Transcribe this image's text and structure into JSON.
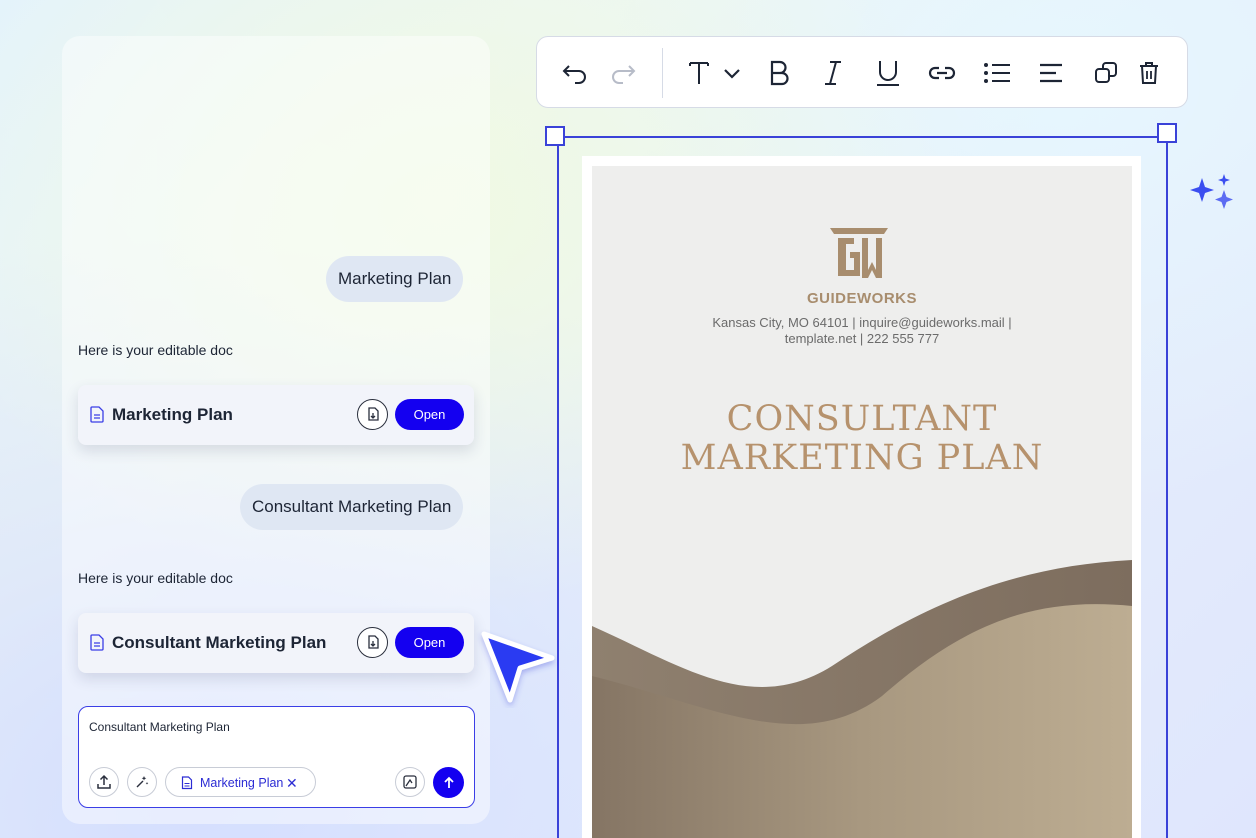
{
  "chat": {
    "messages": [
      {
        "role": "user",
        "text": "Marketing Plan"
      },
      {
        "role": "assistant",
        "text": "Here is your editable doc",
        "doc_title": "Marketing Plan",
        "open_label": "Open"
      },
      {
        "role": "user",
        "text": "Consultant Marketing Plan"
      },
      {
        "role": "assistant",
        "text": "Here is your editable doc",
        "doc_title": "Consultant Marketing Plan",
        "open_label": "Open"
      }
    ],
    "composer": {
      "value": "Consultant Marketing Plan",
      "attachment_chip": "Marketing Plan",
      "chip_remove": "✕"
    }
  },
  "toolbar": {
    "buttons": [
      "undo-icon",
      "redo-icon",
      "text-style-icon",
      "bold-icon",
      "italic-icon",
      "underline-icon",
      "link-icon",
      "bullet-list-icon",
      "align-icon",
      "duplicate-icon",
      "delete-icon"
    ]
  },
  "document": {
    "brand": "GUIDEWORKS",
    "address_line1": "Kansas City, MO 64101 | inquire@guideworks.mail |",
    "address_line2": "template.net | 222 555 777",
    "title_line1": "CONSULTANT",
    "title_line2": "MARKETING PLAN"
  },
  "colors": {
    "accent": "#1400f0",
    "selection": "#3a42d8",
    "gold": "#b6926d",
    "wave_dark": "#8a7b6c",
    "wave_light": "#bfae93"
  }
}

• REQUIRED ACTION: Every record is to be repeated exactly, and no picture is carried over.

• RESPONSE TO THE TASK:
Transcribe this image's text and structure into JSON.
{
  "chat": {
    "messages": [
      {
        "role": "user",
        "text": "Marketing Plan"
      },
      {
        "role": "assistant",
        "text": "Here is your editable doc",
        "doc_title": "Marketing Plan",
        "open_label": "Open"
      },
      {
        "role": "user",
        "text": "Consultant Marketing Plan"
      },
      {
        "role": "assistant",
        "text": "Here is your editable doc",
        "doc_title": "Consultant Marketing Plan",
        "open_label": "Open"
      }
    ],
    "composer": {
      "value": "Consultant Marketing Plan",
      "attachment_chip": "Marketing Plan",
      "chip_remove": "✕"
    }
  },
  "toolbar": {
    "buttons": [
      "undo-icon",
      "redo-icon",
      "text-style-icon",
      "bold-icon",
      "italic-icon",
      "underline-icon",
      "link-icon",
      "bullet-list-icon",
      "align-icon",
      "duplicate-icon",
      "delete-icon"
    ]
  },
  "document": {
    "brand": "GUIDEWORKS",
    "address_line1": "Kansas City, MO 64101 | inquire@guideworks.mail |",
    "address_line2": "template.net | 222 555 777",
    "title_line1": "CONSULTANT",
    "title_line2": "MARKETING PLAN"
  },
  "colors": {
    "accent": "#1400f0",
    "selection": "#3a42d8",
    "gold": "#b6926d",
    "wave_dark": "#8a7b6c",
    "wave_light": "#bfae93"
  }
}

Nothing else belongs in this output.